Alzheimer’s disease is a progressive, degenerative disorder that attacks the brain’s nerve cells, or neurons, and causes loss of memory, changes in behavior, and deficits in language skills. There is no cure, and its cause and progression are poorly understood. Alzheimer’s disease is the most common cause of dementia, or loss of intellectual function, among people aged 65 and older. Early-onset Alzheimer’s is an uncommon form of dementia that strikes people younger than age 65. About five percent of people with Alzheimer’s disease have the early-onset form.
It is estimated that approximately 200,000 people in the United States have early-onset Alzheimer’s. Most victims are in their 40s and 50s when the disease strikes. This can be devastating because often, they are in their prime earning years and are still raising their families. Some are even caregivers themselves.
Most types of early-onset Alzheimer’s disease are the same, but there are a few small distinctions:
- Common Alzheimer’s disease. The majority of people with early-onset Alzheimer’s disease have the common form of the disease. It progress in the same way as it does in older people with Alzheimer’s disease.
- Genetic Alzheimer’s disease. This form is extremely rare. A few hundred people worldwide have genes that directly contribute to Alzheimer’s disease. When caused by deterministic genes, it is called “familial Alzheimer’s disease,” and many family members in multiple generations are affected.
Since health care providers generally don’t look for Alzheimer’s disease in younger people, getting an accurate diagnosis of early-onset Alzheimer’s can be a long and frustrating process. Symptoms may be attributed incorrectly to stress or there may be conflicting diagnoses from different health care professionals. People who have early onset Alzheimer’s may be in any stage of dementia – early stage, middle stage, or late stage — at the time of the diagnosis. The disease affects each person differently and symptoms vary.
The average time of survival after a diagnosis of early-onset Alzheimer’s varies but generally is 8 to 10 years. Many people with early-onset Alzheimer’s require institutionalization.
Social Security Administration POMS: DI 23022.385 — Early-Onset Alzheimer’s Disease
At present, the only way to definitely diagnose Alzheimer’s is through a brain autopsy. While a person is alive, physicians can make a correct diagnosis of Alzheimer’s about 90 percent of the time. The diagnosis of early-onset Alzheimer’s is based on the combination of clinical and family history; neurological, cognitive, or neuropsychological examination; and neuroimaging.

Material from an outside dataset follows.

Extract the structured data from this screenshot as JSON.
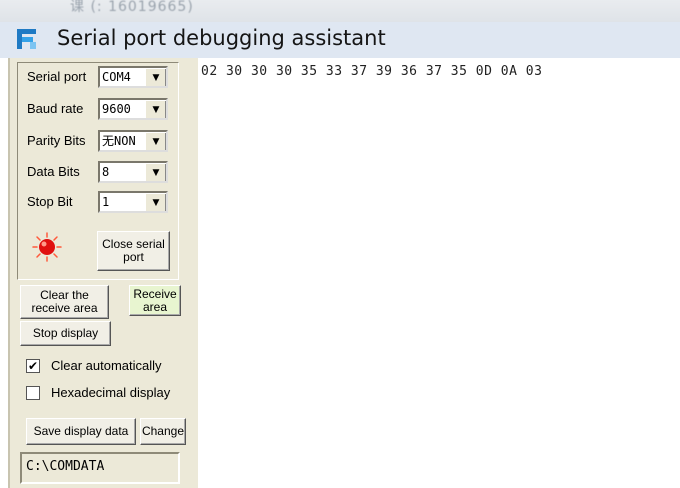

Early-onset Alzheimer’s is listed under the Social Security Administration’s (SSA) Compassionate Allowance Program, which was launched in 2008 to expedite certain disability claims. Applying for disability benefits under the Compassionate Allowance Program requires the same procedure every applicant must follow when applying for SSA disability benefits; however, you will be notified if your condition is being considered as a compassionate allowance.
To establish disability under the guidelines of the SSA, based on your diagnosis of early-onset Alzheimer’s, you will need the following:
- Clinical information documenting a progressive dementia. This is critical and required for disability evaluation of early-onset Alzheimer’s. Records from your treating primary physician, neurologist, or psychiatrist are preferable.
- An Activities of Daily Living Report or a similar report completed by relative or caregiver.
- Documentation of dementia by standardized testing such as the Clinical Dementia Rating (CDR), MMSE, or the equivalent. This is helpful but not required.
Your representative may be able to help expedite your disability claim if you have a diagnosis of early-onset Alzheimer’s disease.